• **Entries shown**:
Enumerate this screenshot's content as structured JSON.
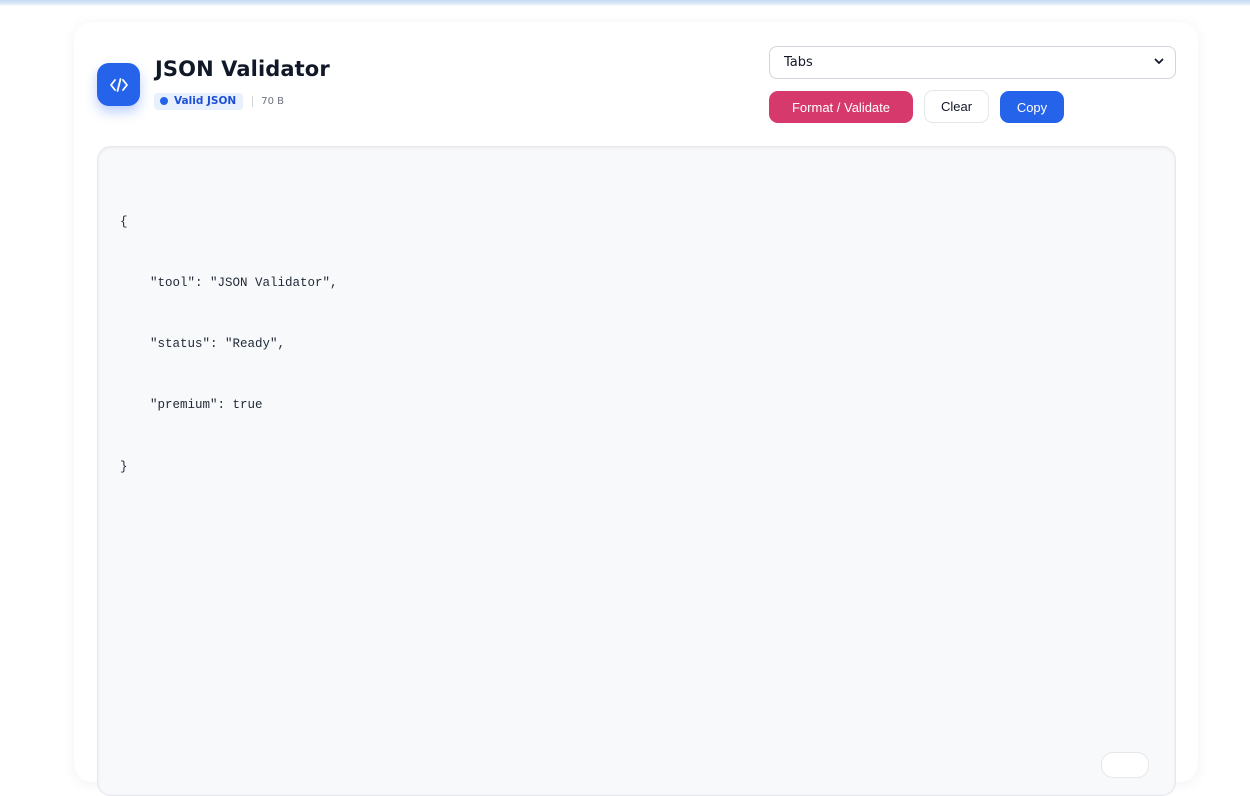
{
  "header": {
    "title": "JSON Validator",
    "status_badge": "Valid JSON",
    "size": "70 B"
  },
  "controls": {
    "indent_select": "Tabs",
    "format_label": "Format / Validate",
    "clear_label": "Clear",
    "copy_label": "Copy"
  },
  "editor": {
    "lines": [
      "{",
      "    \"tool\": \"JSON Validator\",",
      "    \"status\": \"Ready\",",
      "    \"premium\": true",
      "}"
    ]
  },
  "colors": {
    "accent": "#2563eb",
    "format_button": "#d63a6d",
    "badge_bg": "#e8f0fd"
  },
  "icons": {
    "logo": "code-icon",
    "select_arrow": "chevron-down-icon"
  }
}
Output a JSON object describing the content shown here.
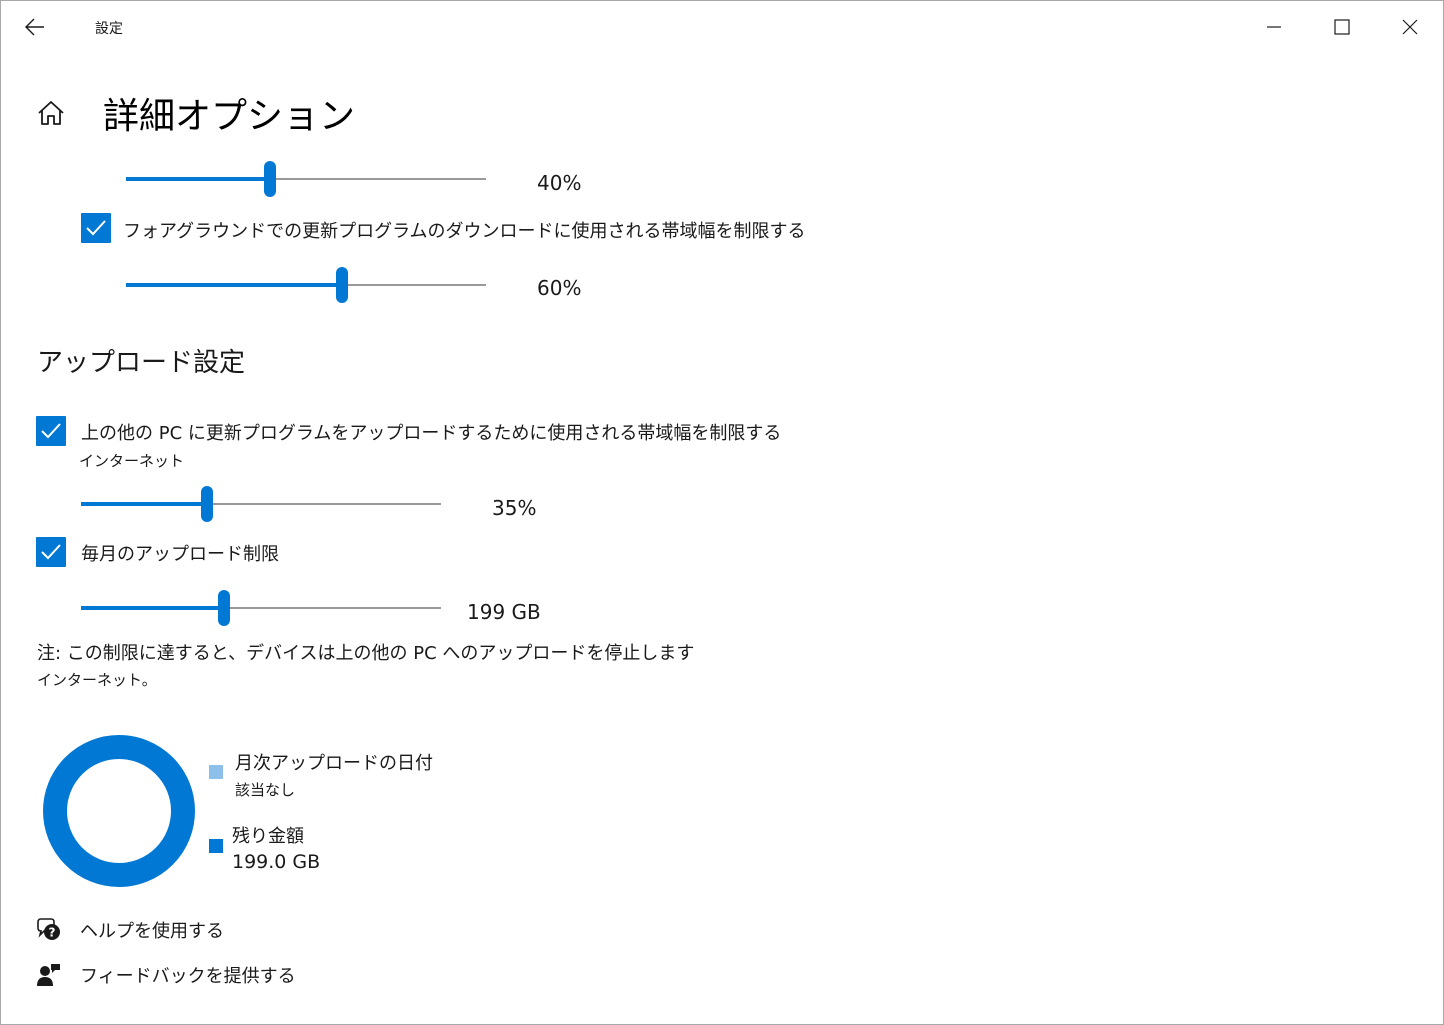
{
  "window": {
    "title": "設定",
    "back_icon": "back-arrow-icon",
    "minimize_icon": "minimize-icon",
    "maximize_icon": "maximize-icon",
    "close_icon": "close-icon"
  },
  "header": {
    "home_icon": "home-icon",
    "title": "詳細オプション"
  },
  "download": {
    "background_slider": {
      "value": 40,
      "value_text": "40%"
    },
    "foreground_checkbox": {
      "checked": true,
      "label": "フォアグラウンドでの更新プログラムのダウンロードに使用される帯域幅を制限する"
    },
    "foreground_slider": {
      "value": 60,
      "value_text": "60%"
    }
  },
  "upload": {
    "section_title": "アップロード設定",
    "limit_checkbox": {
      "checked": true,
      "label": "上の他の PC に更新プログラムをアップロードするために使用される帯域幅を制限する",
      "sublabel": "インターネット"
    },
    "limit_slider": {
      "value": 35,
      "value_text": "35%"
    },
    "monthly_checkbox": {
      "checked": true,
      "label": "毎月のアップロード制限"
    },
    "monthly_slider": {
      "value": 39.8,
      "value_text": "199 GB"
    },
    "note_line1": "注: この制限に達すると、デバイスは上の他の PC へのアップロードを停止します",
    "note_line2": "インターネット。"
  },
  "usage_chart": {
    "legend": [
      {
        "label": "月次アップロードの日付",
        "value": "該当なし",
        "color": "#8cbfea"
      },
      {
        "label": "残り金額",
        "value": "199.0 GB",
        "color": "#0078d4"
      }
    ],
    "ring_color": "#0078d4"
  },
  "links": {
    "help": {
      "icon": "help-chat-icon",
      "label": "ヘルプを使用する"
    },
    "feedback": {
      "icon": "feedback-icon",
      "label": "フィードバックを提供する"
    }
  }
}
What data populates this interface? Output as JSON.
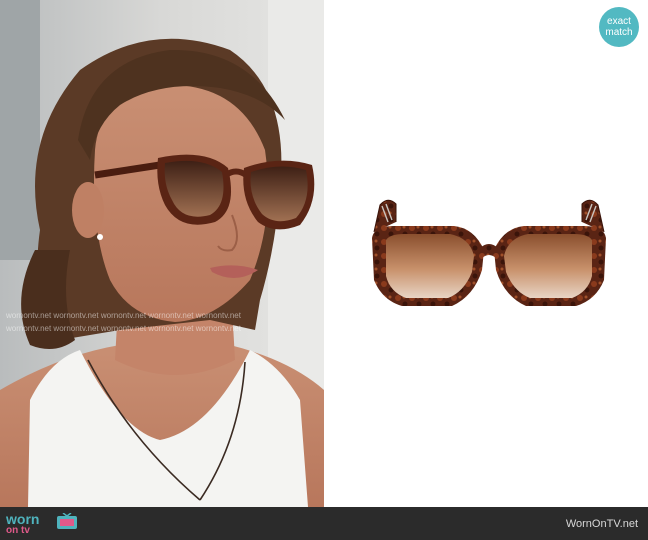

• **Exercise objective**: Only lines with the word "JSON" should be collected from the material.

• **Answer section**:
Enumerate this screenshot's content as structured JSON.
    "title": "JSON Validator",
    "status_badge": "Valid JSON",
      "    \"tool\": \"JSON Validator\",",
Output a JSON object describing the content shown here.
What data populates this interface? Output as JSON.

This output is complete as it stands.